Iron Jag awards ceremony
1st Lt. John McGuire, left, retired Command Sgt. Maj. Mike Broady, center, and Capt. Evelyn Blanco pose for a photo at the Iron Jag awards ceremony Monday. McGuire and Blanco won the Office of the Staff Judge Advocate's second Iron JAG competition, earning them the inaugural Broady Cup, named for Broady, who held the first official Iron JAG competition in Wiesbaden, Germany, in 1994.

FORT BENNING, Ga. (May 8, 2013) -- The Fort Benning Office of the Staff Judge Advocate honored Capt. Evelyn Blanco and 1st Lt. John McGuire on May 6, presenting both with the inaugural Broady Cup, the award for the top performers in the OSJA's second Iron JAG competition.

Blanco and McGuire, both OSJA attorneys, received the highest scores in the officewide test of physical and mental prowess, conducted April 22-24.

Events in this year's Iron JAG included the Army Physical Fitness Test, a timed physical strength challenge, a written exam covering legal and historical topics and a 10K run, with points given to the top five male and female performers in each event. Blanco and McGuire were awarded the Broady Cup for earning the highest scores overall in the competition.

The Broady Cup is named in honor of retired Command Sgt. Maj. Mike Broady, who founded the Iron JAG competition and was also recognized at the ceremony.

Broady held the first official Iron JAG competition in Wiesbaden, Germany, in 1994, modeling the event after the Best Ranger Competition that is held annually at Fort Benning. By 2001, the Iron JAG had received support from the highest levels of Army leadership, and was featured in Stars and Stripes magazine. Numerous variations of the competition have been held in the intervening years, particularly in the 82nd Airborne Division and XVIII Airborne Corps at Fort Bragg.

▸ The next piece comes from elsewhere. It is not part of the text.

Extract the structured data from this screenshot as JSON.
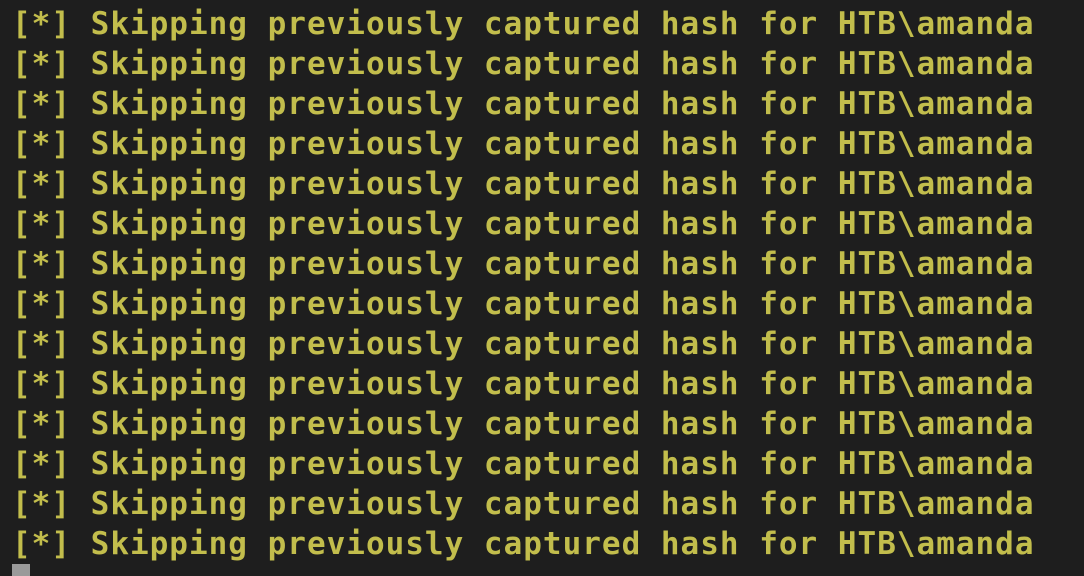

The competition originally featured attorneys and paralegals competing in two-person teams, working together through events such as pull-ups, a bicycle race, a 12-mile ruck march, a modified APFT and a written legal skills test. Each team trained together, studied together and was required to finish each event together.

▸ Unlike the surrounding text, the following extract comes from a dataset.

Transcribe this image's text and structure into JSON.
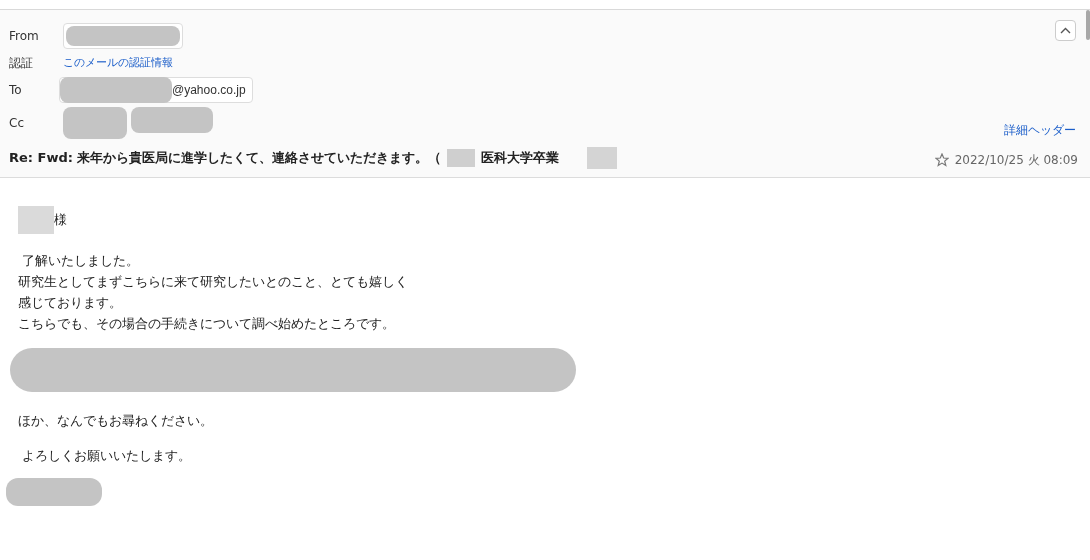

The intention behind the competition was to promote the importance of teamwork between attorney and paralegal, and to foster good order and discipline by demonstrating that success in their mission hinged on them working together. It also served as an interaction with the community at large, showcasing the ability and knowledge of the Soldiers working in the OSJA.

Iron JAG has since evolved into an individual competition, but many of the core principles remain the same. OSJA Soldiers participating in the legal stakes competition demonstrate their discipline and skill over the course of three days, showing their physical and mental preparedness to accomplish the OSJA mission.

Page last updated Wed May 8th, 2013 at 00:00